[Records from a dataset]

━━━━━━━━

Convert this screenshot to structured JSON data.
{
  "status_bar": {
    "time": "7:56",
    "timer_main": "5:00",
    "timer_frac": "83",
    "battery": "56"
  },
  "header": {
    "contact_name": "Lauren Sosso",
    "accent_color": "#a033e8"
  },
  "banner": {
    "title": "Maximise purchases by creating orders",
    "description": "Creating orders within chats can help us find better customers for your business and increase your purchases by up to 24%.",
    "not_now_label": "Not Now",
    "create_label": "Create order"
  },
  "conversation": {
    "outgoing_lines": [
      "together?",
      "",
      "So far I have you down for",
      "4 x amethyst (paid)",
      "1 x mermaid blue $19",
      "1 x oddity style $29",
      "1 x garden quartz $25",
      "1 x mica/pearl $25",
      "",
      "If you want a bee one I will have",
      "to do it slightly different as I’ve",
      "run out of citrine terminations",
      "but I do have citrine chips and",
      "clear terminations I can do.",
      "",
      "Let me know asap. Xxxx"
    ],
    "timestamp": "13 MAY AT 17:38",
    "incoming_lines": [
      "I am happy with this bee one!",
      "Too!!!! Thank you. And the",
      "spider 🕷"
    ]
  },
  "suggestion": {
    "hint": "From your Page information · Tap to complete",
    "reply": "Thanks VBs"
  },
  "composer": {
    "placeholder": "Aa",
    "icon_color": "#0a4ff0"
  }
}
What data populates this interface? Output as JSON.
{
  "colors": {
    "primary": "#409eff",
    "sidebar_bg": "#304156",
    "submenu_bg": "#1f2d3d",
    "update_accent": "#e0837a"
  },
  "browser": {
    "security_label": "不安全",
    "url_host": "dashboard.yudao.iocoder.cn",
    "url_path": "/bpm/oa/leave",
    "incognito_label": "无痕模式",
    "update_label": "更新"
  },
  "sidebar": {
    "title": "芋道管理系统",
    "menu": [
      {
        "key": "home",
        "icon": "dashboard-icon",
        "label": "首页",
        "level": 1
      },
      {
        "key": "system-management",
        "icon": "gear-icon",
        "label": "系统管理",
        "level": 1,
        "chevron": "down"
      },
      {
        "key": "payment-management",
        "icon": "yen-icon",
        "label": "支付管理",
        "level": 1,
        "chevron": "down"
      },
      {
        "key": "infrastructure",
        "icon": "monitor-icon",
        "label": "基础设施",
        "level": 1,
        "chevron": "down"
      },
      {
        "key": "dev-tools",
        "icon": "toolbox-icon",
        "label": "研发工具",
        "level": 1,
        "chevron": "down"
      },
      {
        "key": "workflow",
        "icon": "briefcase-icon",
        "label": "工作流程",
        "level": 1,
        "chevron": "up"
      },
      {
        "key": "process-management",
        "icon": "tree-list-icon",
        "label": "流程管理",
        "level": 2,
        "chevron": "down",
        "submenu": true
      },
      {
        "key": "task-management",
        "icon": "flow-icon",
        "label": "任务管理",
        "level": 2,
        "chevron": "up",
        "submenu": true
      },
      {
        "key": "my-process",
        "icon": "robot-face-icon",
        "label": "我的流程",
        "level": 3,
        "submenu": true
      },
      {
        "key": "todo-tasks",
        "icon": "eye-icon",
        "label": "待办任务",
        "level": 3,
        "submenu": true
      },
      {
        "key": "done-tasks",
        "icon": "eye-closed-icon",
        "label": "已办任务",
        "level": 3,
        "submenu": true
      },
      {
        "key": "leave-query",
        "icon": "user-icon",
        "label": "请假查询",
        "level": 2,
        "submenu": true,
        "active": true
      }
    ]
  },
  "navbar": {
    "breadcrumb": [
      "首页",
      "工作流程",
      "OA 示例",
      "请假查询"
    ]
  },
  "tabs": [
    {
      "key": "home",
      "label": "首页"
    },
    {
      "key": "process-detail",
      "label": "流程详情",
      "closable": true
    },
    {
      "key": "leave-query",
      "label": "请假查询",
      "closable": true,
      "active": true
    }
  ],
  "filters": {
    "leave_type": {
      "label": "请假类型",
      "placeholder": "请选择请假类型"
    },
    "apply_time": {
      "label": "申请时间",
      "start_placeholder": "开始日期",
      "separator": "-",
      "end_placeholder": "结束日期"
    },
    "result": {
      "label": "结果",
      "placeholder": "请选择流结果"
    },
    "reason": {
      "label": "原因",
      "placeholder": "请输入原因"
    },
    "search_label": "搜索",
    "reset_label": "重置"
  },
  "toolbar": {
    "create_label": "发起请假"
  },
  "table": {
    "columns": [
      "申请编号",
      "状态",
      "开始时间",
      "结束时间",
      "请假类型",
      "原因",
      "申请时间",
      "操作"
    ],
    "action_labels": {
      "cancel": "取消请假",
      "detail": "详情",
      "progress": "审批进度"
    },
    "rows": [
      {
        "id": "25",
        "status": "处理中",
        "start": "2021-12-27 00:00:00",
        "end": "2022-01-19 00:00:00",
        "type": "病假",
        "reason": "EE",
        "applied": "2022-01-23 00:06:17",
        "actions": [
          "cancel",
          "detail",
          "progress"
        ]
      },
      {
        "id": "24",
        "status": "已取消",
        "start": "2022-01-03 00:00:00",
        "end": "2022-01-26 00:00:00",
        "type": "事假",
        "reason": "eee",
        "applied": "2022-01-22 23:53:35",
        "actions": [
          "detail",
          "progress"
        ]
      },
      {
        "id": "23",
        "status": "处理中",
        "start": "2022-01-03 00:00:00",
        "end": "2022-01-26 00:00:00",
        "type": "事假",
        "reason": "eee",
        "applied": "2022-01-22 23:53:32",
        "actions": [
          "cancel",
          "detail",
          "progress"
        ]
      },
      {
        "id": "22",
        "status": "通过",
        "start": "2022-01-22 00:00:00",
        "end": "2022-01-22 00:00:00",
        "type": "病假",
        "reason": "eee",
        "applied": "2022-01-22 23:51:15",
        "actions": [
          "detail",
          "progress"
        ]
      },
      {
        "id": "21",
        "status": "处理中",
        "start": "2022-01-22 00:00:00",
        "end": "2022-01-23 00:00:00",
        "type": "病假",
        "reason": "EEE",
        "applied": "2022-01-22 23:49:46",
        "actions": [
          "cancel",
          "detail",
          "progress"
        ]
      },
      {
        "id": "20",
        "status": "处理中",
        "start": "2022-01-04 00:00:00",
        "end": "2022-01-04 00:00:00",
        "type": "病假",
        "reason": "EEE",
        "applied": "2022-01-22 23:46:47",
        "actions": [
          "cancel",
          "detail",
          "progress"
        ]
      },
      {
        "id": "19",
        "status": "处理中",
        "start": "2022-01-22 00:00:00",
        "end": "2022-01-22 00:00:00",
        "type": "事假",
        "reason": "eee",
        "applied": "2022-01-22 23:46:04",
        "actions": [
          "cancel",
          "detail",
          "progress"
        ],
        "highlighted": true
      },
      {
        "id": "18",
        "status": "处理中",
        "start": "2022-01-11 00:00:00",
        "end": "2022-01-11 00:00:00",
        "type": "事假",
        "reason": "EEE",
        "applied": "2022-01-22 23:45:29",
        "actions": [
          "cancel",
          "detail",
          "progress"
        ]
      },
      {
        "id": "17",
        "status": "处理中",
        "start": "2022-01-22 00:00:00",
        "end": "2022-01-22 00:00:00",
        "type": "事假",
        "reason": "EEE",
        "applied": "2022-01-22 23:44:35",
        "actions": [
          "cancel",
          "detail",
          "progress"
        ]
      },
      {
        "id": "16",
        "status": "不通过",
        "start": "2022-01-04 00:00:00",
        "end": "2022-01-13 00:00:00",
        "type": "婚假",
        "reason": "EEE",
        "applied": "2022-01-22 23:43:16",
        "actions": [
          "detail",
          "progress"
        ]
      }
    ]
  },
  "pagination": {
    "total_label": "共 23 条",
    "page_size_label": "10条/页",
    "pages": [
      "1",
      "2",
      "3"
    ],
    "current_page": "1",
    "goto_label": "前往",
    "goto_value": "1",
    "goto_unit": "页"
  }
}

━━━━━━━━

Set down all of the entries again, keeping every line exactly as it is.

_Output below_.
Convert this screenshot to structured JSON data.
{
  "status_bar": {
    "time": "7:56",
    "timer_main": "5:00",
    "timer_frac": "83",
    "battery": "56"
  },
  "header": {
    "contact_name": "Lauren Sosso",
    "accent_color": "#a033e8"
  },
  "banner": {
    "title": "Maximise purchases by creating orders",
    "description": "Creating orders within chats can help us find better customers for your business and increase your purchases by up to 24%.",
    "not_now_label": "Not Now",
    "create_label": "Create order"
  },
  "conversation": {
    "outgoing_lines": [
      "together?",
      "",
      "So far I have you down for",
      "4 x amethyst (paid)",
      "1 x mermaid blue $19",
      "1 x oddity style $29",
      "1 x garden quartz $25",
      "1 x mica/pearl $25",
      "",
      "If you want a bee one I will have",
      "to do it slightly different as I’ve",
      "run out of citrine terminations",
      "but I do have citrine chips and",
      "clear terminations I can do.",
      "",
      "Let me know asap. Xxxx"
    ],
    "timestamp": "13 MAY AT 17:38",
    "incoming_lines": [
      "I am happy with this bee one!",
      "Too!!!! Thank you. And the",
      "spider 🕷"
    ]
  },
  "suggestion": {
    "hint": "From your Page information · Tap to complete",
    "reply": "Thanks VBs"
  },
  "composer": {
    "placeholder": "Aa",
    "icon_color": "#0a4ff0"
  }
}
What data populates this interface? Output as JSON.
{
  "colors": {
    "primary": "#409eff",
    "sidebar_bg": "#304156",
    "submenu_bg": "#1f2d3d",
    "update_accent": "#e0837a"
  },
  "browser": {
    "security_label": "不安全",
    "url_host": "dashboard.yudao.iocoder.cn",
    "url_path": "/bpm/oa/leave",
    "incognito_label": "无痕模式",
    "update_label": "更新"
  },
  "sidebar": {
    "title": "芋道管理系统",
    "menu": [
      {
        "key": "home",
        "icon": "dashboard-icon",
        "label": "首页",
        "level": 1
      },
      {
        "key": "system-management",
        "icon": "gear-icon",
        "label": "系统管理",
        "level": 1,
        "chevron": "down"
      },
      {
        "key": "payment-management",
        "icon": "yen-icon",
        "label": "支付管理",
        "level": 1,
        "chevron": "down"
      },
      {
        "key": "infrastructure",
        "icon": "monitor-icon",
        "label": "基础设施",
        "level": 1,
        "chevron": "down"
      },
      {
        "key": "dev-tools",
        "icon": "toolbox-icon",
        "label": "研发工具",
        "level": 1,
        "chevron": "down"
      },
      {
        "key": "workflow",
        "icon": "briefcase-icon",
        "label": "工作流程",
        "level": 1,
        "chevron": "up"
      },
      {
        "key": "process-management",
        "icon": "tree-list-icon",
        "label": "流程管理",
        "level": 2,
        "chevron": "down",
        "submenu": true
      },
      {
        "key": "task-management",
        "icon": "flow-icon",
        "label": "任务管理",
        "level": 2,
        "chevron": "up",
        "submenu": true
      },
      {
        "key": "my-process",
        "icon": "robot-face-icon",
        "label": "我的流程",
        "level": 3,
        "submenu": true
      },
      {
        "key": "todo-tasks",
        "icon": "eye-icon",
        "label": "待办任务",
        "level": 3,
        "submenu": true
      },
      {
        "key": "done-tasks",
        "icon": "eye-closed-icon",
        "label": "已办任务",
        "level": 3,
        "submenu": true
      },
      {
        "key": "leave-query",
        "icon": "user-icon",
        "label": "请假查询",
        "level": 2,
        "submenu": true,
        "active": true
      }
    ]
  },
  "navbar": {
    "breadcrumb": [
      "首页",
      "工作流程",
      "OA 示例",
      "请假查询"
    ]
  },
  "tabs": [
    {
      "key": "home",
      "label": "首页"
    },
    {
      "key": "process-detail",
      "label": "流程详情",
      "closable": true
    },
    {
      "key": "leave-query",
      "label": "请假查询",
      "closable": true,
      "active": true
    }
  ],
  "filters": {
    "leave_type": {
      "label": "请假类型",
      "placeholder": "请选择请假类型"
    },
    "apply_time": {
      "label": "申请时间",
      "start_placeholder": "开始日期",
      "separator": "-",
      "end_placeholder": "结束日期"
    },
    "result": {
      "label": "结果",
      "placeholder": "请选择流结果"
    },
    "reason": {
      "label": "原因",
      "placeholder": "请输入原因"
    },
    "search_label": "搜索",
    "reset_label": "重置"
  },
  "toolbar": {
    "create_label": "发起请假"
  },
  "table": {
    "columns": [
      "申请编号",
      "状态",
      "开始时间",
      "结束时间",
      "请假类型",
      "原因",
      "申请时间",
      "操作"
    ],
    "action_labels": {
      "cancel": "取消请假",
      "detail": "详情",
      "progress": "审批进度"
    },
    "rows": [
      {
        "id": "25",
        "status": "处理中",
        "start": "2021-12-27 00:00:00",
        "end": "2022-01-19 00:00:00",
        "type": "病假",
        "reason": "EE",
        "applied": "2022-01-23 00:06:17",
        "actions": [
          "cancel",
          "detail",
          "progress"
        ]
      },
      {
        "id": "24",
        "status": "已取消",
        "start": "2022-01-03 00:00:00",
        "end": "2022-01-26 00:00:00",
        "type": "事假",
        "reason": "eee",
        "applied": "2022-01-22 23:53:35",
        "actions": [
          "detail",
          "progress"
        ]
      },
      {
        "id": "23",
        "status": "处理中",
        "start": "2022-01-03 00:00:00",
        "end": "2022-01-26 00:00:00",
        "type": "事假",
        "reason": "eee",
        "applied": "2022-01-22 23:53:32",
        "actions": [
          "cancel",
          "detail",
          "progress"
        ]
      },
      {
        "id": "22",
        "status": "通过",
        "start": "2022-01-22 00:00:00",
        "end": "2022-01-22 00:00:00",
        "type": "病假",
        "reason": "eee",
        "applied": "2022-01-22 23:51:15",
        "actions": [
          "detail",
          "progress"
        ]
      },
      {
        "id": "21",
        "status": "处理中",
        "start": "2022-01-22 00:00:00",
        "end": "2022-01-23 00:00:00",
        "type": "病假",
        "reason": "EEE",
        "applied": "2022-01-22 23:49:46",
        "actions": [
          "cancel",
          "detail",
          "progress"
        ]
      },
      {
        "id": "20",
        "status": "处理中",
        "start": "2022-01-04 00:00:00",
        "end": "2022-01-04 00:00:00",
        "type": "病假",
        "reason": "EEE",
        "applied": "2022-01-22 23:46:47",
        "actions": [
          "cancel",
          "detail",
          "progress"
        ]
      },
      {
        "id": "19",
        "status": "处理中",
        "start": "2022-01-22 00:00:00",
        "end": "2022-01-22 00:00:00",
        "type": "事假",
        "reason": "eee",
        "applied": "2022-01-22 23:46:04",
        "actions": [
          "cancel",
          "detail",
          "progress"
        ],
        "highlighted": true
      },
      {
        "id": "18",
        "status": "处理中",
        "start": "2022-01-11 00:00:00",
        "end": "2022-01-11 00:00:00",
        "type": "事假",
        "reason": "EEE",
        "applied": "2022-01-22 23:45:29",
        "actions": [
          "cancel",
          "detail",
          "progress"
        ]
      },
      {
        "id": "17",
        "status": "处理中",
        "start": "2022-01-22 00:00:00",
        "end": "2022-01-22 00:00:00",
        "type": "事假",
        "reason": "EEE",
        "applied": "2022-01-22 23:44:35",
        "actions": [
          "cancel",
          "detail",
          "progress"
        ]
      },
      {
        "id": "16",
        "status": "不通过",
        "start": "2022-01-04 00:00:00",
        "end": "2022-01-13 00:00:00",
        "type": "婚假",
        "reason": "EEE",
        "applied": "2022-01-22 23:43:16",
        "actions": [
          "detail",
          "progress"
        ]
      }
    ]
  },
  "pagination": {
    "total_label": "共 23 条",
    "page_size_label": "10条/页",
    "pages": [
      "1",
      "2",
      "3"
    ],
    "current_page": "1",
    "goto_label": "前往",
    "goto_value": "1",
    "goto_unit": "页"
  }
}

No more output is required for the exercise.